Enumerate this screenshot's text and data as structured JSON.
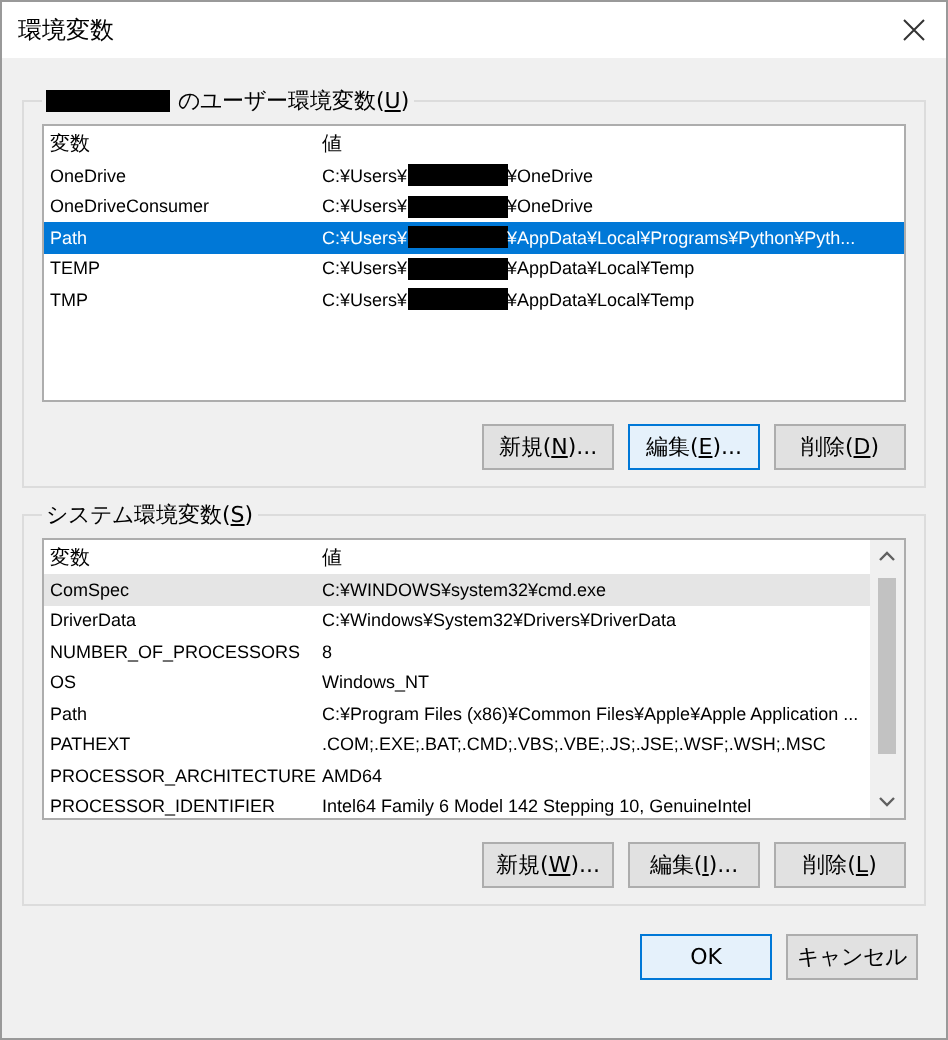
{
  "window": {
    "title": "環境変数"
  },
  "user_group": {
    "label_redacted": true,
    "label_parts": [
      "のユーザー環境変数(",
      "U",
      ")"
    ],
    "list": {
      "focused": true,
      "columns": [
        "変数",
        "値"
      ],
      "rows": [
        {
          "name": "OneDrive",
          "value_prefix": "C:¥Users¥",
          "redacted": true,
          "value_suffix": "¥OneDrive",
          "selected": false
        },
        {
          "name": "OneDriveConsumer",
          "value_prefix": "C:¥Users¥",
          "redacted": true,
          "value_suffix": "¥OneDrive",
          "selected": false
        },
        {
          "name": "Path",
          "value_prefix": "C:¥Users¥",
          "redacted": true,
          "value_suffix": "¥AppData¥Local¥Programs¥Python¥Pyth...",
          "selected": true
        },
        {
          "name": "TEMP",
          "value_prefix": "C:¥Users¥",
          "redacted": true,
          "value_suffix": "¥AppData¥Local¥Temp",
          "selected": false
        },
        {
          "name": "TMP",
          "value_prefix": "C:¥Users¥",
          "redacted": true,
          "value_suffix": "¥AppData¥Local¥Temp",
          "selected": false
        }
      ]
    },
    "buttons": [
      {
        "parts": [
          "新規(",
          "N",
          ")..."
        ],
        "default": false
      },
      {
        "parts": [
          "編集(",
          "E",
          ")..."
        ],
        "default": true
      },
      {
        "parts": [
          "削除(",
          "D",
          ")"
        ],
        "default": false
      }
    ]
  },
  "system_group": {
    "label_parts": [
      "システム環境変数(",
      "S",
      ")"
    ],
    "list": {
      "focused": false,
      "columns": [
        "変数",
        "値"
      ],
      "rows": [
        {
          "name": "ComSpec",
          "value_prefix": "C:¥WINDOWS¥system32¥cmd.exe",
          "redacted": false,
          "selected": true
        },
        {
          "name": "DriverData",
          "value_prefix": "C:¥Windows¥System32¥Drivers¥DriverData",
          "redacted": false,
          "selected": false
        },
        {
          "name": "NUMBER_OF_PROCESSORS",
          "value_prefix": "8",
          "redacted": false,
          "selected": false
        },
        {
          "name": "OS",
          "value_prefix": "Windows_NT",
          "redacted": false,
          "selected": false
        },
        {
          "name": "Path",
          "value_prefix": "C:¥Program Files (x86)¥Common Files¥Apple¥Apple Application ...",
          "redacted": false,
          "selected": false
        },
        {
          "name": "PATHEXT",
          "value_prefix": ".COM;.EXE;.BAT;.CMD;.VBS;.VBE;.JS;.JSE;.WSF;.WSH;.MSC",
          "redacted": false,
          "selected": false
        },
        {
          "name": "PROCESSOR_ARCHITECTURE",
          "value_prefix": "AMD64",
          "redacted": false,
          "selected": false
        },
        {
          "name": "PROCESSOR_IDENTIFIER",
          "value_prefix": "Intel64 Family 6 Model 142 Stepping 10, GenuineIntel",
          "redacted": false,
          "selected": false
        }
      ]
    },
    "buttons": [
      {
        "parts": [
          "新規(",
          "W",
          ")..."
        ],
        "default": false
      },
      {
        "parts": [
          "編集(",
          "I",
          ")..."
        ],
        "default": false
      },
      {
        "parts": [
          "削除(",
          "L",
          ")"
        ],
        "default": false
      }
    ]
  },
  "dialog_buttons": [
    {
      "parts": [
        "OK"
      ],
      "default": true
    },
    {
      "parts": [
        "キャンセル"
      ],
      "default": false
    }
  ]
}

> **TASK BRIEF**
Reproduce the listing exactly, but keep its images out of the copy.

> **ANSWER FOR THE TASK**
Enumerate this screenshot's text and data as structured JSON.
{
  "window": {
    "title": "環境変数"
  },
  "user_group": {
    "label_redacted": true,
    "label_parts": [
      "のユーザー環境変数(",
      "U",
      ")"
    ],
    "list": {
      "focused": true,
      "columns": [
        "変数",
        "値"
      ],
      "rows": [
        {
          "name": "OneDrive",
          "value_prefix": "C:¥Users¥",
          "redacted": true,
          "value_suffix": "¥OneDrive",
          "selected": false
        },
        {
          "name": "OneDriveConsumer",
          "value_prefix": "C:¥Users¥",
          "redacted": true,
          "value_suffix": "¥OneDrive",
          "selected": false
        },
        {
          "name": "Path",
          "value_prefix": "C:¥Users¥",
          "redacted": true,
          "value_suffix": "¥AppData¥Local¥Programs¥Python¥Pyth...",
          "selected": true
        },
        {
          "name": "TEMP",
          "value_prefix": "C:¥Users¥",
          "redacted": true,
          "value_suffix": "¥AppData¥Local¥Temp",
          "selected": false
        },
        {
          "name": "TMP",
          "value_prefix": "C:¥Users¥",
          "redacted": true,
          "value_suffix": "¥AppData¥Local¥Temp",
          "selected": false
        }
      ]
    },
    "buttons": [
      {
        "parts": [
          "新規(",
          "N",
          ")..."
        ],
        "default": false
      },
      {
        "parts": [
          "編集(",
          "E",
          ")..."
        ],
        "default": true
      },
      {
        "parts": [
          "削除(",
          "D",
          ")"
        ],
        "default": false
      }
    ]
  },
  "system_group": {
    "label_parts": [
      "システム環境変数(",
      "S",
      ")"
    ],
    "list": {
      "focused": false,
      "columns": [
        "変数",
        "値"
      ],
      "rows": [
        {
          "name": "ComSpec",
          "value_prefix": "C:¥WINDOWS¥system32¥cmd.exe",
          "redacted": false,
          "selected": true
        },
        {
          "name": "DriverData",
          "value_prefix": "C:¥Windows¥System32¥Drivers¥DriverData",
          "redacted": false,
          "selected": false
        },
        {
          "name": "NUMBER_OF_PROCESSORS",
          "value_prefix": "8",
          "redacted": false,
          "selected": false
        },
        {
          "name": "OS",
          "value_prefix": "Windows_NT",
          "redacted": false,
          "selected": false
        },
        {
          "name": "Path",
          "value_prefix": "C:¥Program Files (x86)¥Common Files¥Apple¥Apple Application ...",
          "redacted": false,
          "selected": false
        },
        {
          "name": "PATHEXT",
          "value_prefix": ".COM;.EXE;.BAT;.CMD;.VBS;.VBE;.JS;.JSE;.WSF;.WSH;.MSC",
          "redacted": false,
          "selected": false
        },
        {
          "name": "PROCESSOR_ARCHITECTURE",
          "value_prefix": "AMD64",
          "redacted": false,
          "selected": false
        },
        {
          "name": "PROCESSOR_IDENTIFIER",
          "value_prefix": "Intel64 Family 6 Model 142 Stepping 10, GenuineIntel",
          "redacted": false,
          "selected": false
        }
      ]
    },
    "buttons": [
      {
        "parts": [
          "新規(",
          "W",
          ")..."
        ],
        "default": false
      },
      {
        "parts": [
          "編集(",
          "I",
          ")..."
        ],
        "default": false
      },
      {
        "parts": [
          "削除(",
          "L",
          ")"
        ],
        "default": false
      }
    ]
  },
  "dialog_buttons": [
    {
      "parts": [
        "OK"
      ],
      "default": true
    },
    {
      "parts": [
        "キャンセル"
      ],
      "default": false
    }
  ]
}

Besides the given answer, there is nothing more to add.